• [TASK OBJECTIVE]
Since pictures are not wanted, repeat only the text of the records, word for word.

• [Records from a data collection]
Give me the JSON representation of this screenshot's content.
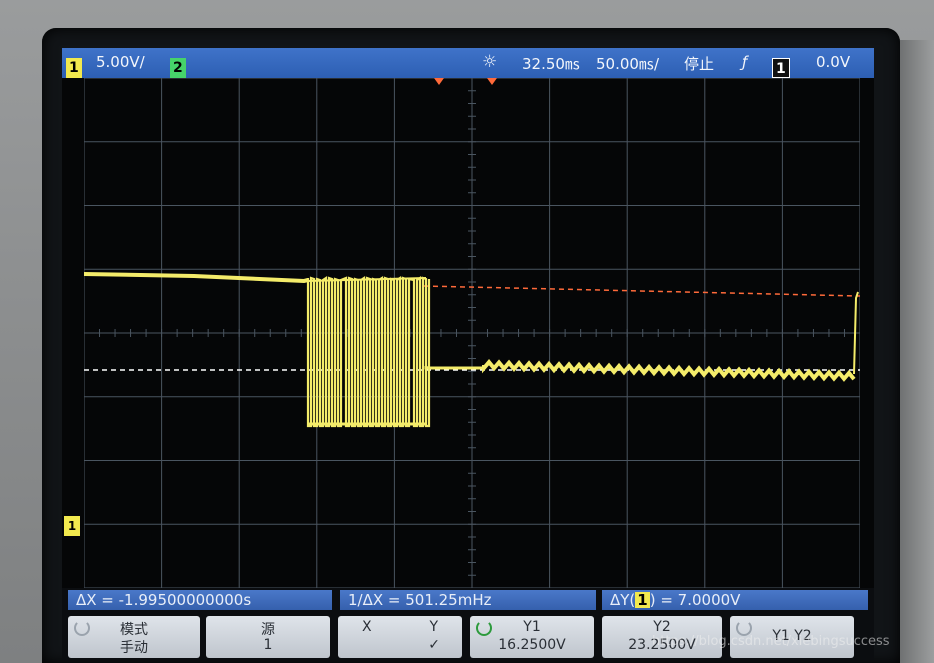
{
  "topbar": {
    "ch1_num": "1",
    "ch1_scale": "5.00V/",
    "ch2_num": "2",
    "time_position": "32.50㎳",
    "time_scale": "50.00㎳/",
    "run_state": "停止",
    "trigger_edge": "ƒ",
    "trigger_ch": "1",
    "trigger_level": "0.0V"
  },
  "ground_marker": "1",
  "readout": {
    "delta_x": "ΔX = -1.99500000000s",
    "inv_delta_x": "1/ΔX = 501.25mHz",
    "delta_y_prefix": "ΔY(",
    "delta_y_ch": "1",
    "delta_y_suffix": ") = 7.0000V"
  },
  "softkeys": [
    {
      "line1": "模式",
      "line2": "手动"
    },
    {
      "line1": "源",
      "line2": "1"
    },
    {
      "line1": "X",
      "line2": "Y",
      "line3": "✓"
    },
    {
      "line1": "Y1",
      "line2": "16.2500V"
    },
    {
      "line1": "Y2",
      "line2": "23.2500V"
    },
    {
      "line1": "Y1 Y2"
    }
  ],
  "watermark": "https://blog.csdn.net/xiebingsuccess",
  "colors": {
    "trace": "#f4ec6a",
    "cursor_y1": "#ffffff",
    "cursor_y2": "#ff6a3a",
    "grid": "#4a5560"
  }
}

• [SOLUTION TO THIS EXERCISE]
Give me the JSON representation of this screenshot's content.
{
  "topbar": {
    "ch1_num": "1",
    "ch1_scale": "5.00V/",
    "ch2_num": "2",
    "time_position": "32.50㎳",
    "time_scale": "50.00㎳/",
    "run_state": "停止",
    "trigger_edge": "ƒ",
    "trigger_ch": "1",
    "trigger_level": "0.0V"
  },
  "ground_marker": "1",
  "readout": {
    "delta_x": "ΔX = -1.99500000000s",
    "inv_delta_x": "1/ΔX = 501.25mHz",
    "delta_y_prefix": "ΔY(",
    "delta_y_ch": "1",
    "delta_y_suffix": ") = 7.0000V"
  },
  "softkeys": [
    {
      "line1": "模式",
      "line2": "手动"
    },
    {
      "line1": "源",
      "line2": "1"
    },
    {
      "line1": "X",
      "line2": "Y",
      "line3": "✓"
    },
    {
      "line1": "Y1",
      "line2": "16.2500V"
    },
    {
      "line1": "Y2",
      "line2": "23.2500V"
    },
    {
      "line1": "Y1 Y2"
    }
  ],
  "watermark": "https://blog.csdn.net/xiebingsuccess",
  "colors": {
    "trace": "#f4ec6a",
    "cursor_y1": "#ffffff",
    "cursor_y2": "#ff6a3a",
    "grid": "#4a5560"
  }
}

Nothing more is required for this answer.